….and not the kind you are imagining.
If you don’t read the Motor Cop Blog, you should. MC has a great column called “Ask MC” where he takes questions from readers about anything related to law enforcement. I can appreciate this column as I have been the recipient of his advice on more than one occasion. Thanks again, MC!
Anyway, on to the story.
MC had a reader submit a question about family members following ambulances at a dangerously close distance during emergency transports. Rather than try and re-create the reader’s scenario, I will paste the question here:
I recently assisted in transporting a baby to a city hospital after he was brought to our ER after an arrest. It was a roll of the dice as to whether he’d make it there, we had 4 adults in the back keeping eyes on him and praying. Stressful, to say the least. Before we left the family was told NOT to try to keep up with the ambulance, and the last thing anyone needed was a car wreck on the way. Every family has been told this, on every transport I’ve been on, and to date none have listened. This morning we were trying to part traffic in the city during rush hour, and the family car was on our butts all the way. About 1 foot off the bumper, in spite of getting floodlighted from the ambulance and the doc making “Get away!!” gestures from the back window.
Do you have any suggestions…our hospital frowns on firing warning shots out the back window. What could be more convincing, and within the law as far as instructions before the transport, and what are officers able to do to help. Obviously we went through several towns fairly fast, and a police chase after a speeding ambulance is darned disruptive and dangerous, so I was at a loss at the time.
MC had a great response to the reader’s question. Do yourself a favor and read the article to see his response before continuing on.
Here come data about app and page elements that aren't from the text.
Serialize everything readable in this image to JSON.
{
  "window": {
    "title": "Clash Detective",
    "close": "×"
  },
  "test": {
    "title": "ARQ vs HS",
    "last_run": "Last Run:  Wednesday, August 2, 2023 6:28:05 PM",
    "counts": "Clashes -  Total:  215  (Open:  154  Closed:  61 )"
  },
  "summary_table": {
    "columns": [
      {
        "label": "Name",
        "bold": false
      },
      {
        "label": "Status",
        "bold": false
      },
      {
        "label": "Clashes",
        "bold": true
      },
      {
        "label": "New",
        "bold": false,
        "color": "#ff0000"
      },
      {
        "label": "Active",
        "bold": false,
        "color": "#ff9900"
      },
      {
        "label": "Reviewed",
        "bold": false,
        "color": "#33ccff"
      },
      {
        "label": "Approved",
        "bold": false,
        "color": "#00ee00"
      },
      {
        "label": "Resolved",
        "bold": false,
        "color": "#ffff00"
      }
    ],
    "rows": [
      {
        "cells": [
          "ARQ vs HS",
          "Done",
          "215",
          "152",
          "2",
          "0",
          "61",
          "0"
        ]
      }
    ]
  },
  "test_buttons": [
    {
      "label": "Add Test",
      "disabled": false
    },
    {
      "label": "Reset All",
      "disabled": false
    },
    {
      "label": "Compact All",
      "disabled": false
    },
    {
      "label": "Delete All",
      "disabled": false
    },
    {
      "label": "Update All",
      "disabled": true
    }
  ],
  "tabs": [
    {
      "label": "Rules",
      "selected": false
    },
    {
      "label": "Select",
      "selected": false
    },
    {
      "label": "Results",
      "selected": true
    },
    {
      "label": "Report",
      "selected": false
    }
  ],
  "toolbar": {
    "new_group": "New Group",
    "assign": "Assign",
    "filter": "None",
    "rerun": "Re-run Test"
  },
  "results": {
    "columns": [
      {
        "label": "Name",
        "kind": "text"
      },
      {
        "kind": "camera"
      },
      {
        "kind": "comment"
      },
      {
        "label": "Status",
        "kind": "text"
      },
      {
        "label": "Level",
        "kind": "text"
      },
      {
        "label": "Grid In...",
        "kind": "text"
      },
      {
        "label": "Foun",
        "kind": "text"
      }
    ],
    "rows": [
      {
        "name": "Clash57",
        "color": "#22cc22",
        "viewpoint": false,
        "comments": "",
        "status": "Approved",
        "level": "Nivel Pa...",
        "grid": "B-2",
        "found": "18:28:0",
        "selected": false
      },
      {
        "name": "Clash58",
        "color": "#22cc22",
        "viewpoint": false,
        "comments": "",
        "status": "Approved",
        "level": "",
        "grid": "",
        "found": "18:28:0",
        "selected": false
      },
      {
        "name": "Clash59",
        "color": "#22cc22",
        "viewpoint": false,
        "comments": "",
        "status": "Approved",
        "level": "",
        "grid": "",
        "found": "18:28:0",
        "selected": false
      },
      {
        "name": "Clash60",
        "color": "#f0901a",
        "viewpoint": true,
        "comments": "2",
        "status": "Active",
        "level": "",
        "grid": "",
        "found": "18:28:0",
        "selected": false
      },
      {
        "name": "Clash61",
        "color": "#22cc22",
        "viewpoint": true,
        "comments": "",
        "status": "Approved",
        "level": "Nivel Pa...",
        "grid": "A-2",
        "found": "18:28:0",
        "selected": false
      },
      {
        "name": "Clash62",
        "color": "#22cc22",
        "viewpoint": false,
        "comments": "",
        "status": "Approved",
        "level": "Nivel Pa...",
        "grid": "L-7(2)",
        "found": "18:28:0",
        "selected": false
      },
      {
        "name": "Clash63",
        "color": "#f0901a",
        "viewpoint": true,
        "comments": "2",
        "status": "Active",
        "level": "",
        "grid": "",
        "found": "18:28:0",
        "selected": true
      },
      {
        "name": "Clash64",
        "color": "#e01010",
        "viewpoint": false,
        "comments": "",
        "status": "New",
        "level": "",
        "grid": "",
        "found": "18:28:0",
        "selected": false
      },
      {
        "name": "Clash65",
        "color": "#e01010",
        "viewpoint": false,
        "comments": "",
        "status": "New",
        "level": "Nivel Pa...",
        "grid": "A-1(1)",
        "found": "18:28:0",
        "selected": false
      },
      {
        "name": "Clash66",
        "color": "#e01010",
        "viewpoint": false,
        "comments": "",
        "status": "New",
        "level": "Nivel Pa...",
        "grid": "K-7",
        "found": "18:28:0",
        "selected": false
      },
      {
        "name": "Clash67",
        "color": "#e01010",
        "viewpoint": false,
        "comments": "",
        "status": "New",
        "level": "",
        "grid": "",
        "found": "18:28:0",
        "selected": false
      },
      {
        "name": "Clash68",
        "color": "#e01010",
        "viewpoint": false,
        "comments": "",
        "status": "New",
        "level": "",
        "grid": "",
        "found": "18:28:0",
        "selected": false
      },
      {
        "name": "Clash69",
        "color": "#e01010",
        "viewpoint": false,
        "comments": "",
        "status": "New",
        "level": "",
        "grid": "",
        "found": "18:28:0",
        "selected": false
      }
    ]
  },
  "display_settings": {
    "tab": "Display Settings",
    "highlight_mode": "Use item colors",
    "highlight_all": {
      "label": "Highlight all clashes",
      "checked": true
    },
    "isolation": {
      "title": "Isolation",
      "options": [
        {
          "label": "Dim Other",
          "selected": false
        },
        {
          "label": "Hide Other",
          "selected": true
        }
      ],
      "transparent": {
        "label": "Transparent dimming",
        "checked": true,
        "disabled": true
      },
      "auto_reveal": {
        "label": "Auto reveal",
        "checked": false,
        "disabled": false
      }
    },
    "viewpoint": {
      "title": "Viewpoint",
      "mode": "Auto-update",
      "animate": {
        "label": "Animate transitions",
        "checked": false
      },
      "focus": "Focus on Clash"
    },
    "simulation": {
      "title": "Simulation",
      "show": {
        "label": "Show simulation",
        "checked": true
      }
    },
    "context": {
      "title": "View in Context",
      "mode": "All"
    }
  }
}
He really hit the nail on the head when he said that you can’t control other people’s actions. This is especially true during a state of panic. What you CAN control, is your actions.
All of us in EMS have experienced situations like this, probably on a fairly regular basis. I personally have been rear-ended twice by following family during a transport. On both occasions, we had to stop and wait for another ambulance to show up and continue patient care and transport. It’s a bad situation for everybody.
Now, back to controlling the things that we can control, like our actions. MC pointed out that we should communicate with the family and explain what’s going on and explain why following the ambulance is a bad idea. I can’t agree more. Keeping family in the loop is key. I have made a practice of taking down family member’s phone numbers before leaving, so that I can call them once we arrive at the ER to either update them on the situation, or allow the hospital staff to contact them. I have found that taking the time to make sure they know what’s going on goes a long way towards bringing them down off their state of panic.
There will be occasions where nothing you say or do works. A wise man once said that “you can’t fix stupid”. Well, Mr. White couldn’t be more correct, and in these cases you just have to do what’s right for yourself and the patient. On some occasions I have elected to discontinue a code-3 (lights and sirens) transport and continue in “cold” due to a vehicle following too close. Every time I have done this the family got upset and complained, and management has always backed me. You have a responsibility to protect yourself and those around you. If a following vehicle is compromising your safety during a code-3 transport, then you have to do whatever it takes to be safe.
One of the best quotes of MC’s response:
One of the great things about an ambulance is the medic in the back. While you are headed to the hospital, you are receiving the appropriate medical care you need. There is less need to drive with imprudence…at least theoretically.
Took the words right out of my mouth. We are no longer “gurney jockeys”. The scoop-and-run mentality is slowly dying and we are starting to be looked at more like a mobile ER, as we should. There are only a few scenarios where rapid transport is warranted, much less beneficial. I’m sure a bunch of people disagree with me, but trust me when I say that we will never advance in our field if we keep hauling ass to the ER’s instead of actually treating our patients.
Now back to the topic on hand……(see EMS and ADD)
The bottom line is, don’t compromise your safety. Driving an ambulance is a lot like riding a motorcycle. Everybody is either aiming for you or ignoring you. As professional drivers, we have to do our jobs and everyone else’s as well. Be aware of your surroundings. Try to avoid putting yourself in these positions by communicating with the family. If all else fails, drive slow.